■ **YOUR OBJECTIVE**
Give back the line containing "Give me the" along with every line after it, exactly, until the entries end.

■ **Dataset rows for apps and sites**
------------
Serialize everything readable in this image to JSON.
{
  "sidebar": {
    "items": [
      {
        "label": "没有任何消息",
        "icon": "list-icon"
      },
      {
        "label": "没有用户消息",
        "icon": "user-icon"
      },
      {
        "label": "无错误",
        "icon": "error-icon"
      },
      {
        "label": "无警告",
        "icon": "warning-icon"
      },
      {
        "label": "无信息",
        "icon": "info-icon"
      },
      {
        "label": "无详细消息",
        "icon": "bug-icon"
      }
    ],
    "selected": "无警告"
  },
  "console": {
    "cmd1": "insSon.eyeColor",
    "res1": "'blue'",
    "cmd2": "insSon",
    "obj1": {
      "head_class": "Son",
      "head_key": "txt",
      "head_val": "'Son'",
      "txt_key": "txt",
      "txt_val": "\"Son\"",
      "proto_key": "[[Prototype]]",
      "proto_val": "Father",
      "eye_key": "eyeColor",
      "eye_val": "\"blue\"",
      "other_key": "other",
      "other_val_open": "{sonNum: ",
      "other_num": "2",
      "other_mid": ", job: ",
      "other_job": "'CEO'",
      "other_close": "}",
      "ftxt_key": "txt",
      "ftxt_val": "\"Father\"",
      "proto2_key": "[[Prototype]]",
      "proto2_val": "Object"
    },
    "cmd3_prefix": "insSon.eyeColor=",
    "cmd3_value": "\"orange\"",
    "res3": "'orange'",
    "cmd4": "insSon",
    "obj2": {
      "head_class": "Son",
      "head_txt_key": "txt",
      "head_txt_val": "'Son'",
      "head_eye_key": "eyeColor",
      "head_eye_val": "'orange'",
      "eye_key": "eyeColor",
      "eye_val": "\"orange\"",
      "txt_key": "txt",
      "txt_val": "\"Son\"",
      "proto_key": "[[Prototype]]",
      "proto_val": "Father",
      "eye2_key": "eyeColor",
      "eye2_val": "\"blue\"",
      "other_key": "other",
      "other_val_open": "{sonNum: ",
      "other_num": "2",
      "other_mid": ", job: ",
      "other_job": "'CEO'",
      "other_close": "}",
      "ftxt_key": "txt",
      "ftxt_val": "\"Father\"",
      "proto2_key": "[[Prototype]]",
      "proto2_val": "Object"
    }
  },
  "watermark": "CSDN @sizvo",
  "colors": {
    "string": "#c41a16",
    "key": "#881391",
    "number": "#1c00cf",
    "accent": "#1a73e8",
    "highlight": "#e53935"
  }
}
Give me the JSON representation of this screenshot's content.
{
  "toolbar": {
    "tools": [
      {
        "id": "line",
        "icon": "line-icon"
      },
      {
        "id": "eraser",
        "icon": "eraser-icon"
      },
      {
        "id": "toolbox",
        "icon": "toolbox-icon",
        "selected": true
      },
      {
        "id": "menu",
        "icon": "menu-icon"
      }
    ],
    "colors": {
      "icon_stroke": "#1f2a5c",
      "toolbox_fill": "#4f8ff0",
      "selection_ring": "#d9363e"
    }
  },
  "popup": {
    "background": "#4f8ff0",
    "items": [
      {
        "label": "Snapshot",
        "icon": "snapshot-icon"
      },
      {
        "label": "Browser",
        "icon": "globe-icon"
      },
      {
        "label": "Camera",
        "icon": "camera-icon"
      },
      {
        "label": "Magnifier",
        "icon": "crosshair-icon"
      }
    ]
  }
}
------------
■ **ANSWER TO THE EXERCISE**
Give me the JSON representation of this screenshot's content.
{
  "toolbar": {
    "tools": [
      {
        "id": "line",
        "icon": "line-icon"
      },
      {
        "id": "eraser",
        "icon": "eraser-icon"
      },
      {
        "id": "toolbox",
        "icon": "toolbox-icon",
        "selected": true
      },
      {
        "id": "menu",
        "icon": "menu-icon"
      }
    ],
    "colors": {
      "icon_stroke": "#1f2a5c",
      "toolbox_fill": "#4f8ff0",
      "selection_ring": "#d9363e"
    }
  },
  "popup": {
    "background": "#4f8ff0",
    "items": [
      {
        "label": "Snapshot",
        "icon": "snapshot-icon"
      },
      {
        "label": "Browser",
        "icon": "globe-icon"
      },
      {
        "label": "Camera",
        "icon": "camera-icon"
      },
      {
        "label": "Magnifier",
        "icon": "crosshair-icon"
      }
    ]
  }
}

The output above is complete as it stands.